Before you get ready to fight off lawn disease, you need to figure out why it happens. There are three common reasons for lawn disease:
- The environmental conditions encourage their growth
- Your type of grass is vulnerable to the specific disease
- There is a pathogen presence in your soil
Being aware if your lawn has the perfect pathogen environment will help you prevent the growth.
2. Learn About the Most Common Lawn Diseases
There are about 5 common lawn diseases your lawn might face such as brown patch, large patch, summer patch, pink snow mold, and Pythium blight.
Brown patches are some of the most common in cool season lawns. As the name suggests, you will be able to identify it by the large patches.
However, you also have to be careful once you spot the signs because it could already have spread to a big area of the lawn.
It’s easy to treat brown spots since they respond to fungicide rather quickly.
Large patches might start small, but they can grow as big as the size of a car. Unlike the brown spots, the discoloration of the large patches won’t be as dramatic.
The infected area will show signs of discoloration a shade lighter than the original turf.
The summer patch, also known as the necrotic ring, is not as common as other lawn diseases. However, once you notice it’s quite difficult to manage.
You can start to see signs in the late summer as tan or light brown circular patches.
Pink Snow Mold
Don’t let the name fool you – these pink patches won’t be easy to identify. The pink discoloration only happens for a short period of time before it fades to a different color.
Although the name suggests it happens due to snow, it’s not entirely true. Pink snow mold can even spread in humid areas year-round.
If you suspect pink snow, you will be able to identify it by the circular patches that appear to be water soaked.
Pythium blight is a disease that starts with leaves and attacks vulnerable turf. Since this is a type of water mold it happens more often when the soil drains poorly.
If you suspect of pythium blight, look for 3-inch circular areas with a gray watersoaked look.
3. Don’t Spread Around the Fungus
One of the reasons why people can’t control grass infections is because they carry the fungus with them to other areas of the yard.
The disease the plagues most yards can spread around in many ways such a lawnmower, wheelbarrow, and even in your shoes. To stop this from happening you should avoid using the same tools in the infected and non-infected areas.
For example, if you’re working on your lawn, use plastic wraps on your shoes. When you move from the unhealthy area of the grass to the healthy area, remove the wraps from your feet.
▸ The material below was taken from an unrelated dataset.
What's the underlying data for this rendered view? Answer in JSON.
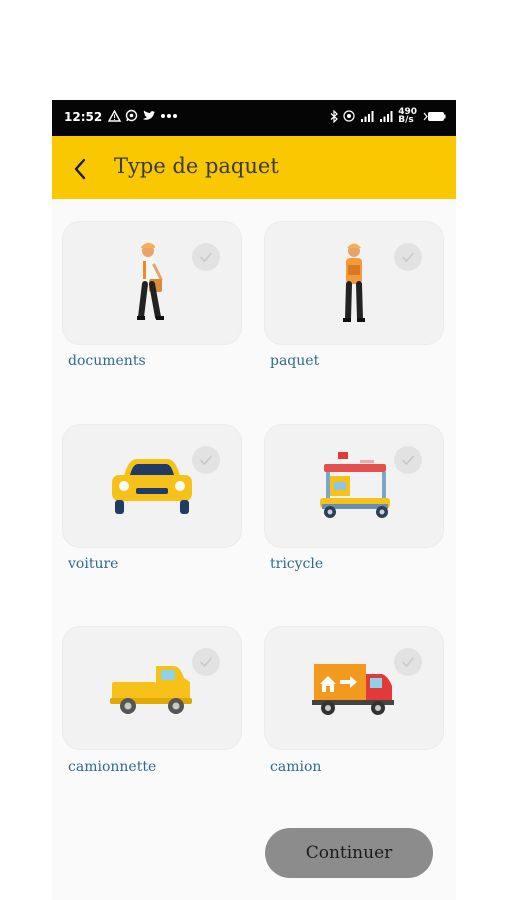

Also, be careful about infected grass clippings, so they don’t spread around the lawn.
4. Give Fungicide a Try
If you want to control the fungus infestation, you need to